Alhaji Ibrahim Nanguru, another resident, urged the state government to build culverts and small bridges, as well as undertake the grading of the road to link the area from Jatau along the Bali-Takum Road to Sabon Gida and Sansani.
He said the road was last rehabilitated in 1987 and that many of the culverts constructed then had collapsed or had been washed away by flood.
He further said the community built a wooden bridge at River Yaku through self-help to provide safe and easy passage, especially during the rainy season.
“Between August and October, the area is usually cut off from the rest of the state because of flooding from River Yaku and other streams.
“All vehicles and motorcycles will have to offload their passengers and goods and people are ferried to both sides of the river to continue with their journey,” he said
The District Head of Nanguru, Alhaji Alhassan Abdullahi, said the area was blessed with agricultural produce but that lack of an access road was hampering economic and social development.
He, therefore, appealed to the Taraba State Government to upgrade the road in the area by constructing culverts and a bridge on the Yaku River to ease the difficulty people were facing.
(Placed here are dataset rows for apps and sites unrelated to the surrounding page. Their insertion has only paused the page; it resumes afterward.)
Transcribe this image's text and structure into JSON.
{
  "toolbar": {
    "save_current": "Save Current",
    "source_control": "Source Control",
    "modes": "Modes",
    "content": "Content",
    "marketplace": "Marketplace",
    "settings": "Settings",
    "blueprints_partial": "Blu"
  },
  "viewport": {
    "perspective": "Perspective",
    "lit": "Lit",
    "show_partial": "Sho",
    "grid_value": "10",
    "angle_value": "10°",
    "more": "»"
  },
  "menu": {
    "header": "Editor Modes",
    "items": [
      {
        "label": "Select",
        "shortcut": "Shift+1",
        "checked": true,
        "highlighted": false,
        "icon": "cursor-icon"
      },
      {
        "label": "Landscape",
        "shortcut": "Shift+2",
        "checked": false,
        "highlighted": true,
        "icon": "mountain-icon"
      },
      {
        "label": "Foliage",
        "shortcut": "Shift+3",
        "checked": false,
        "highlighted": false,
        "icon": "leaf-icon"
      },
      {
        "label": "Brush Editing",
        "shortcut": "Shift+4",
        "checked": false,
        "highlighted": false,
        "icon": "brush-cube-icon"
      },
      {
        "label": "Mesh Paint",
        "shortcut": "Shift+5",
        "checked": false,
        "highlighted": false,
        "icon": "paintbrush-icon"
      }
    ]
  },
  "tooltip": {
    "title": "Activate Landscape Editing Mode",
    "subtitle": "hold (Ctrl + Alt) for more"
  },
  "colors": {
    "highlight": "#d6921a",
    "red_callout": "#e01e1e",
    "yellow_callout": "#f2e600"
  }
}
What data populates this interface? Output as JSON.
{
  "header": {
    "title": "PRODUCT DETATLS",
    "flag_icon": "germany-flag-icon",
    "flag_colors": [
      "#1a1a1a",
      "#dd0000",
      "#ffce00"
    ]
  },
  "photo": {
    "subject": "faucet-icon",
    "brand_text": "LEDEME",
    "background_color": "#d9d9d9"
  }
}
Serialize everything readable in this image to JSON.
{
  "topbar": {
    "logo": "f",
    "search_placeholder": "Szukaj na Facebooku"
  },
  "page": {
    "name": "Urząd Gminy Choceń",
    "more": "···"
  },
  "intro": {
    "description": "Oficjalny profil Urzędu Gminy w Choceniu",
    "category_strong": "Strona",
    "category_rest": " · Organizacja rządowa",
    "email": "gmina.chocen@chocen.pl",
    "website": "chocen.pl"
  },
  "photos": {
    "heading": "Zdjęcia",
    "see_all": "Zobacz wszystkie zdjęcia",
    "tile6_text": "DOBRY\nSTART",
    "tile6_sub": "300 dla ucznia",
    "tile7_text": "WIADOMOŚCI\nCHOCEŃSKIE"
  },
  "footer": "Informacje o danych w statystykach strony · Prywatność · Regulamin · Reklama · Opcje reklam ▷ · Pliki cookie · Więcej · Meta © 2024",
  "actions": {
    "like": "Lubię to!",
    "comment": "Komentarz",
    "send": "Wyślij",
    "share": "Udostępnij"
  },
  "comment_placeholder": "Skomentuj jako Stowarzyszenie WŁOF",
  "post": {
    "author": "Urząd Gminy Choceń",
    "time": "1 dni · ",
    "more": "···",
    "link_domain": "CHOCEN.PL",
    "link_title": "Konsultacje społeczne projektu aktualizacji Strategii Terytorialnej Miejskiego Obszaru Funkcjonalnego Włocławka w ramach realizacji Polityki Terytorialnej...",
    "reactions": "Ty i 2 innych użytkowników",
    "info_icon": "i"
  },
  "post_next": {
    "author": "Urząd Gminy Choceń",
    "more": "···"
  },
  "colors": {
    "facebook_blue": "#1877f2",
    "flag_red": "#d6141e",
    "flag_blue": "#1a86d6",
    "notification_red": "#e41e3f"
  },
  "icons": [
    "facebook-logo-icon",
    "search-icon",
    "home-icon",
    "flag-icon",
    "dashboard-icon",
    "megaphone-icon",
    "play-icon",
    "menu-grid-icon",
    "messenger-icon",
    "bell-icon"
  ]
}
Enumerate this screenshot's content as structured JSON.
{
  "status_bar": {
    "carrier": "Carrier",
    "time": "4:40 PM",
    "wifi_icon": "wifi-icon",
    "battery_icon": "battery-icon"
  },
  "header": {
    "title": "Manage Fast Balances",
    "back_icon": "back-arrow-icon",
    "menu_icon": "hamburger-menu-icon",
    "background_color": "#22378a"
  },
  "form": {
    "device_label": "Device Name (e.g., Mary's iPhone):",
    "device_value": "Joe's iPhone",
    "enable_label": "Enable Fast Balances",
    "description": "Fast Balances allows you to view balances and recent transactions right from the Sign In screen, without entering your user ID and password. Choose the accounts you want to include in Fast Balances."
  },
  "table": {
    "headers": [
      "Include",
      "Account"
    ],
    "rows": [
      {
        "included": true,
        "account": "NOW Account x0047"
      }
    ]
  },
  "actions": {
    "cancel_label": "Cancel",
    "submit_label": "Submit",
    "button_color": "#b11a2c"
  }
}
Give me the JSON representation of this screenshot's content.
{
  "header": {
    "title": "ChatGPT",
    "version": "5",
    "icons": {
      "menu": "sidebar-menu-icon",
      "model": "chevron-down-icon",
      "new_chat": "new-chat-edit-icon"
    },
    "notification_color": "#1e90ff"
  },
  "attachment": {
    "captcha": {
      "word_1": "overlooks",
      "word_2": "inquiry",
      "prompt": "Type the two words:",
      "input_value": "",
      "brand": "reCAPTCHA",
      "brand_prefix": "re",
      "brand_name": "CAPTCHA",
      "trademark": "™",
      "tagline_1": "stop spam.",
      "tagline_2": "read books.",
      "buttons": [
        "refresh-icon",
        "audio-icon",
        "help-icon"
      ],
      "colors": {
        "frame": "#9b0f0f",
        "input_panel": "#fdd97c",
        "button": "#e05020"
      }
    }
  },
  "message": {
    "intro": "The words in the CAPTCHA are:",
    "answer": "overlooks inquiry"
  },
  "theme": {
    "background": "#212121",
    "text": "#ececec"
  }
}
The situation is similar at the Sabon Gida to Sansani, Sandirde, Wuro Jam and Wuriyo axis, as most of the culverts and many portions of the roads have been washed away by flood.
A resident of Sansani, Sule Sansani, said it was difficult to access other parts of the state, especially during the rainy season.
“Because of our proximity to Rivers Benue and Taraba, the area is always flooded and all the roads will be cut off.
“We have to use canoes to go to Tella or Gassol before boarding vehicles to Jalingo or other parts of the state.
“Few months ago bandits mounted roadblocks and robbed people along the Sabon Gida-Sansani Road.
“The vigilantes had to be deployed to provide security for travellers,” Sule said.
The Member representating Gassol ll in the Taraba State House of Assembly, Alhaji Abbas Kaura, told North East Trust that the absence of an access road had hampered utilisation of the area’s potentials.
The Commissioner for Information, Mr. Danjuma Adamu, said government had proposed in this year’s budget to open up rural communities, but that the plan was affected by the COVID-19 pandemic, which affected its revenue flow.